It also added pre-existing contacts from a user's Gmail service into Buzz, which drew vast criticism from privacy critics and the media alike.
Not only this, a major privacy flaw allowed users to see who one was emailing and chatting too. While this was quickly changed and 'reset' by Google, it had already left a bitter taste for many of Google's users.
Censorship has been a huge topic for Google to try and deal with. It complies heavily with DMCA (Digital Millennium Copyright Act) requests on a regular basis and filters out searches. It also responds and complies to requests for the removal of other potentially damaging information.
Its presence in China alone has stirred many comments regarding the government's poor human rights record and lacking in freedom of speech legislation.
YouTube, also featured later in this slideshow, removes vast numbers of video each day. On the other hand, many of these include content copyrighted by others, and YouTube has had in place for some time the function to disallow even the publishing of videos which may contain music or content held in its copyright database.
Google came under heavy fire from critics and supporters alike, when it was discovered that a rogue piece of code in Google Maps' Street View cars allowed the collection of unencrypted wireless data, from houses and businesses as it drove by.
After Google admitted its mistake, through a data audit demanded by Germany's data protection authority, the company said it would not delete the data even though the British data protection agency said that it could be.
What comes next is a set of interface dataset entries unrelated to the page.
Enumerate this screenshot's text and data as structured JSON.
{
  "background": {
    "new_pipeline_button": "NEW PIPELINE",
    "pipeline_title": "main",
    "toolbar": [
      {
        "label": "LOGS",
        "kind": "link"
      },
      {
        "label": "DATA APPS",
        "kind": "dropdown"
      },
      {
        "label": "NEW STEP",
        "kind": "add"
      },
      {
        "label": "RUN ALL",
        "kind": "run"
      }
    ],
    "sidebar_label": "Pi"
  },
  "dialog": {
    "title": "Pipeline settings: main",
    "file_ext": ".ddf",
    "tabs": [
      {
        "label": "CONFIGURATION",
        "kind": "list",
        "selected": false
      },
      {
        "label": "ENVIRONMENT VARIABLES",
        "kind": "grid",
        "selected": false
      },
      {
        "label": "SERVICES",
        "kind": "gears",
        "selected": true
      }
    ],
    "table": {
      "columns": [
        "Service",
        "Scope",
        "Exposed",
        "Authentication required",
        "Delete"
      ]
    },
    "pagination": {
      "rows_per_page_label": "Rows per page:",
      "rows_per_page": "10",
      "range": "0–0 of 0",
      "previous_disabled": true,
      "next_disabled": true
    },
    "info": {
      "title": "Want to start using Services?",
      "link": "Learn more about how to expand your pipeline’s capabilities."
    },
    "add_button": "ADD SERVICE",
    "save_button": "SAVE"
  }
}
Google faces criminal investigations in Germany, and was only given a 'slap on the wrist' by British regulators. But Germany's data protection laws are far stricter, even though all EU countries read from the same European data protection directive.